WHAT NEEDS TO BE DONE
Go through the data and copy each line that holds "page".

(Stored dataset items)
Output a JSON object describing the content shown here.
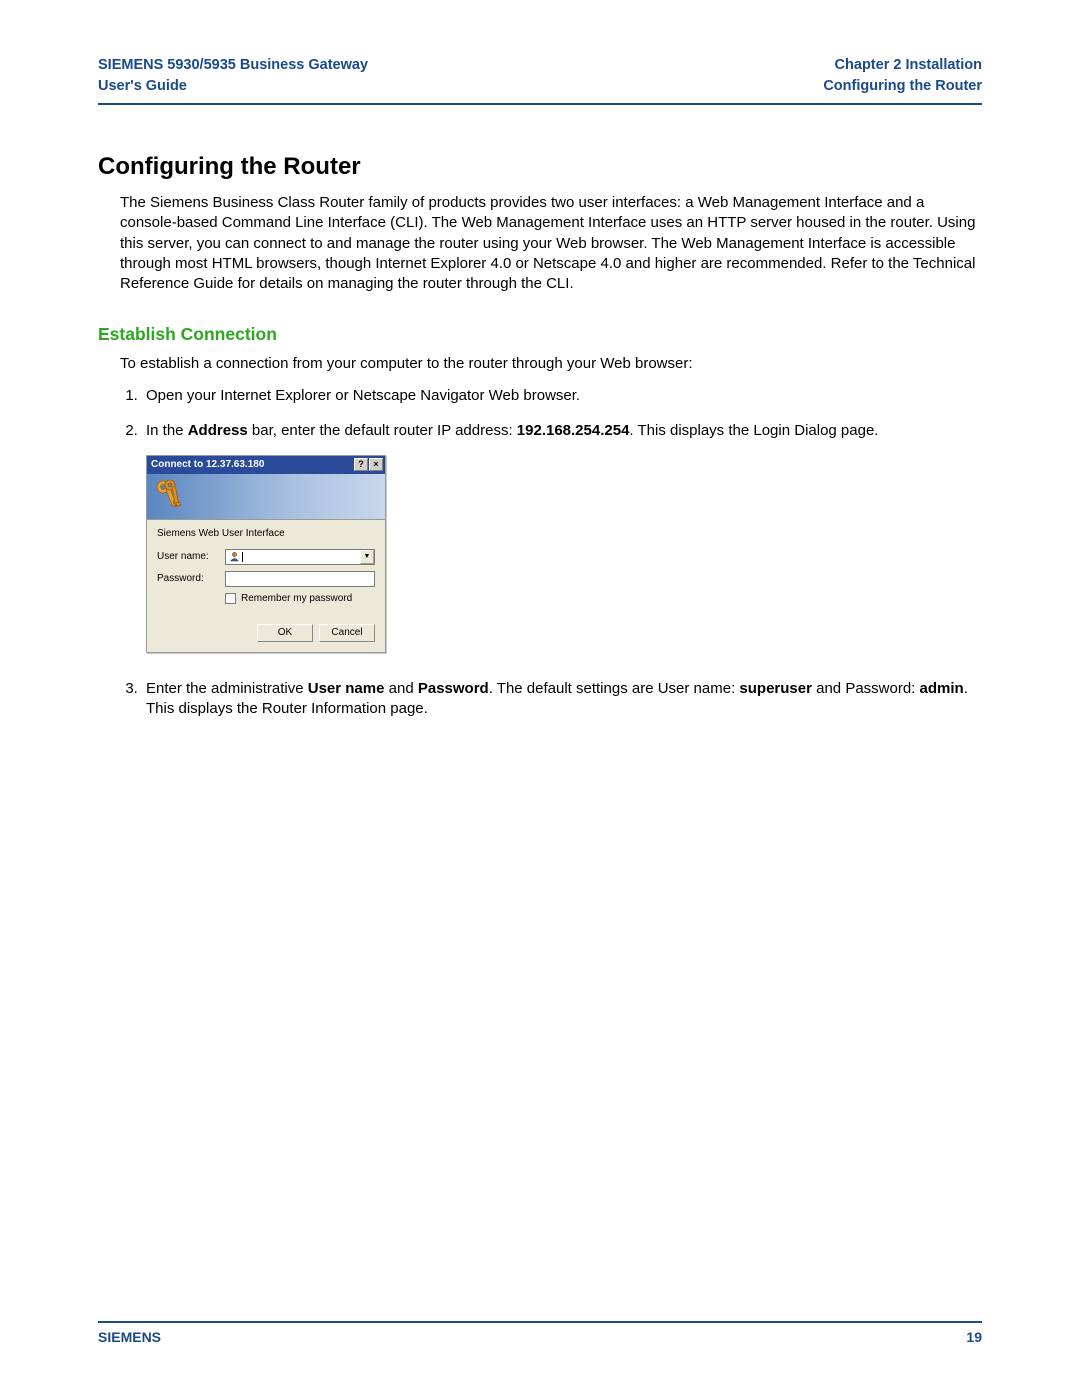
{
  "header": {
    "left_line1": "SIEMENS 5930/5935 Business Gateway",
    "left_line2": "User's Guide",
    "right_line1": "Chapter 2  Installation",
    "right_line2": "Configuring the Router"
  },
  "section_title": "Configuring the Router",
  "intro_paragraph": "The Siemens Business Class Router family of products provides two user interfaces: a Web Management Interface and a console-based Command Line Interface (CLI). The Web Management Interface uses an HTTP server housed in the router. Using this server, you can connect to and manage the router using your Web browser. The Web Management Interface is accessible through most HTML browsers, though Internet Explorer 4.0 or Netscape 4.0 and higher are recommended. Refer to the Technical Reference Guide for details on managing the router through the CLI.",
  "subsection_title": "Establish Connection",
  "sub_intro": "To establish a connection from your computer to the router through your Web browser:",
  "steps": {
    "s1": "Open your Internet Explorer or Netscape Navigator Web browser.",
    "s2_pre": "In the ",
    "s2_b1": "Address",
    "s2_mid": " bar, enter the default router IP address: ",
    "s2_b2": "192.168.254.254",
    "s2_post": ". This displays the Login Dialog page.",
    "s3_pre": "Enter the administrative ",
    "s3_b1": "User name",
    "s3_mid1": " and ",
    "s3_b2": "Password",
    "s3_mid2": ". The default settings are User name: ",
    "s3_b3": "superuser",
    "s3_mid3": " and Password: ",
    "s3_b4": "admin",
    "s3_post": ". This displays the Router Information page."
  },
  "dialog": {
    "title": "Connect to 12.37.63.180",
    "help_btn": "?",
    "close_btn": "×",
    "realm": "Siemens Web User Interface",
    "username_label": "User name:",
    "password_label": "Password:",
    "remember_label": "Remember my password",
    "ok": "OK",
    "cancel": "Cancel",
    "username_value": "",
    "password_value": ""
  },
  "footer": {
    "brand": "SIEMENS",
    "page": "19"
  }
}
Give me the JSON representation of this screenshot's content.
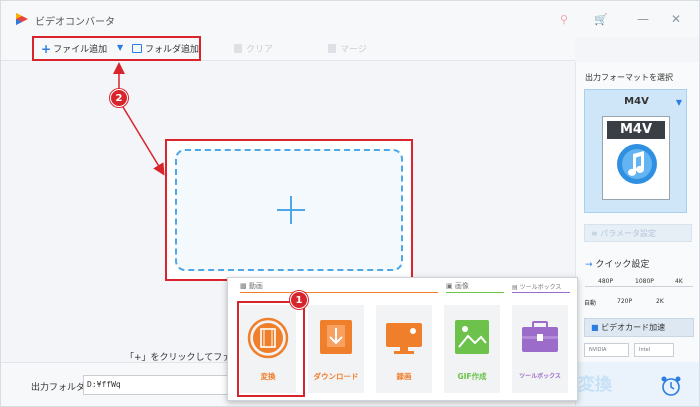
{
  "app": {
    "title": "ビデオコンバータ"
  },
  "titlebar": {
    "window_controls": [
      "key-icon",
      "cart-icon",
      "minimize-icon",
      "close-icon"
    ]
  },
  "toolbar": {
    "add_file_label": "ファイル追加",
    "add_folder_label": "フォルダ追加",
    "clear_label": "クリア",
    "merge_label": "マージ"
  },
  "main": {
    "hint_text": "「+」をクリックしてファイ"
  },
  "badges": {
    "step1": "1",
    "step2": "2"
  },
  "bottom": {
    "output_folder_label": "出力フォルダ：",
    "output_folder_value": "D:¥ffWq"
  },
  "right_panel": {
    "format_title": "出力フォーマットを選択",
    "format_name": "M4V",
    "format_icon_label": "M4V",
    "param_button_label": "パラメータ設定",
    "quick_settings_title": "クイック設定",
    "quality_ticks_top": [
      "480P",
      "1080P",
      "4K"
    ],
    "quality_ticks_bottom": [
      "自動",
      "720P",
      "2K"
    ],
    "gpu_button_label": "ビデオカード加速",
    "gpu_vendors": [
      "NVIDIA",
      "Intel"
    ],
    "convert_label": "変換"
  },
  "popup": {
    "section_video": "動画",
    "section_image": "画像",
    "section_toolbox": "ツールボックス",
    "tools": [
      {
        "label": "変換",
        "color": "#f07f2c"
      },
      {
        "label": "ダウンロード",
        "color": "#f07f2c"
      },
      {
        "label": "録画",
        "color": "#f07f2c"
      },
      {
        "label": "GIF作成",
        "color": "#6cc24a"
      },
      {
        "label": "ツールボックス",
        "color": "#9b6cc9"
      }
    ]
  },
  "colors": {
    "accent": "#2b7de1",
    "highlight": "#d8252d",
    "orange": "#f07f2c",
    "green": "#6cc24a",
    "purple": "#9b6cc9"
  }
}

TASK ANSWER
    "s2_post": ". This displays the Login Dialog page.",
    "s3_post": ". This displays the Router Information page."
    "page": "19"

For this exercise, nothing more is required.